Immigration LGBTQ in Buenos Aires
Even though I came out of the closet and everyone knows about my sexuality I feel trapped by my family culture. I miss my family, but here I do not have to explain to anyone, there is loneliness but there is also freedom.
Since I was a kid I knew I was gay, and as soon as I finished high school I wanted to immigrate, in search of a better future, but also in search of freedom.
In Peru and especially in the provinces, being gay is a taboo, there is a lot of discrimination, so in 2005 I was able to travel to Buenos Aires. Since 2017 I have been photographing boys residing in Buenos Aires, mostly from bordering countries and Latin America, their stories have similarities to mine … we all arrive in search of freedom.

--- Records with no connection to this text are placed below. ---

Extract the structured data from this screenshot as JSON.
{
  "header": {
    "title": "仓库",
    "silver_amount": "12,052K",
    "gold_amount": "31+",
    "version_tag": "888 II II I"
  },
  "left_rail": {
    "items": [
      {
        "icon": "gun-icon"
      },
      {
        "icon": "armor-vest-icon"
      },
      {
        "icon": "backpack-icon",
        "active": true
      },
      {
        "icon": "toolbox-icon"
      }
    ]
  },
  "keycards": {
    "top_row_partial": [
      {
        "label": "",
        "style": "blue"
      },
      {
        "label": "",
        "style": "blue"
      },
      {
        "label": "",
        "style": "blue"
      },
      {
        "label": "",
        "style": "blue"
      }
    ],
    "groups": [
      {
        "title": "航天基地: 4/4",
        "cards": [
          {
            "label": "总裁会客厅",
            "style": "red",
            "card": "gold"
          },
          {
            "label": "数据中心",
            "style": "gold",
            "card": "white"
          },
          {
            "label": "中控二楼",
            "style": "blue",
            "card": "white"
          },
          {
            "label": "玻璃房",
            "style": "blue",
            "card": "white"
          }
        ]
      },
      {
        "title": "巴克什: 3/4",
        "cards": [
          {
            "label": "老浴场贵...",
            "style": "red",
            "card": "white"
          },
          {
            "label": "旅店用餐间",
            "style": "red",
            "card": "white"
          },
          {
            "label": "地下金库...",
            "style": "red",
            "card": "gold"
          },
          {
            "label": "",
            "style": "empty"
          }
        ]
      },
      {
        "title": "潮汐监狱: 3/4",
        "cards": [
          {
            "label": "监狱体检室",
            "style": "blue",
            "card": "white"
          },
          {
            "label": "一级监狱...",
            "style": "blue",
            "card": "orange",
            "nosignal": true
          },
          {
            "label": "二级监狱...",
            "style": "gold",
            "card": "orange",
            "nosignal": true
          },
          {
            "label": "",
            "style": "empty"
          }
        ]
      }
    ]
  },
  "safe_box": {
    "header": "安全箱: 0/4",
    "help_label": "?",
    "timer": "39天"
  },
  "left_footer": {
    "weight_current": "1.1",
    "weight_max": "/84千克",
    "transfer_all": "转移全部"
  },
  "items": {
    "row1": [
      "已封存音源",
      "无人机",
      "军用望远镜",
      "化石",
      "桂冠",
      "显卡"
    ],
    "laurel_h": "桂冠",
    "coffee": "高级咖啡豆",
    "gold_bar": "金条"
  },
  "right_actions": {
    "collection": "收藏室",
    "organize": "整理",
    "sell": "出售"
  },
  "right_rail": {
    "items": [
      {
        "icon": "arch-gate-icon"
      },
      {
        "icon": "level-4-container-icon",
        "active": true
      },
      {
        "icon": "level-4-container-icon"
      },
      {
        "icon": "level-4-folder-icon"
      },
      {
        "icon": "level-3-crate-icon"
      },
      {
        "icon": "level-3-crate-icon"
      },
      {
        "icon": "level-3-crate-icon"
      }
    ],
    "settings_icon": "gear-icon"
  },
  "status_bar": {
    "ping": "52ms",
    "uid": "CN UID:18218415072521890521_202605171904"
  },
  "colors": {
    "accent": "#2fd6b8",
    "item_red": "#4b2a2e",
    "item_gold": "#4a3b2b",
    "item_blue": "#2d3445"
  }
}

For 8 years I have a relationship with Pablo, but my family who is in Colombia thinks he is a friend.
Rami and Adri are a couple of Colombians, since 3 years they live in Buenos Aires. For work they lived in several countries of Latin America and recently in Argentina. They feel comfortable with their sexuality.
Of all the countries of Latin America we would not return to Peru: “One morning we got beaten up very badly, my father broke his ribs and my right arm.” says Adrian.
I miss my country, but in Buenos Aires I have freedom. Here I can go down the street dressed as I want, there is freedom to be and use whatever I want.
I accepted that I was gay a long time ago, I really like men, only that ‘being gay’ is more like a lifestyle to which I feel half exposed to meet the guys I like … but, honestly, it’s basically for me that … the underground gay world seems frivolous and superfluous, full of little acceptance and discrimination disguised as a united community, if I could stop being gay, I would!
Immigration helped my freedom, but it was easy. Since I started dating men, we used underground to meet, it was difficult to go to hotels with another man
I do not want to go back to Peru, to return to Peru would be to renounce my identity, outside Miraflores I could not walk hand in hand with another boy.
When I arrived in Buenos Aires I was 23 years old, today I am 37, for the first time I could go to gay disco or enter a hotel with another man, in Peru I could not have done it.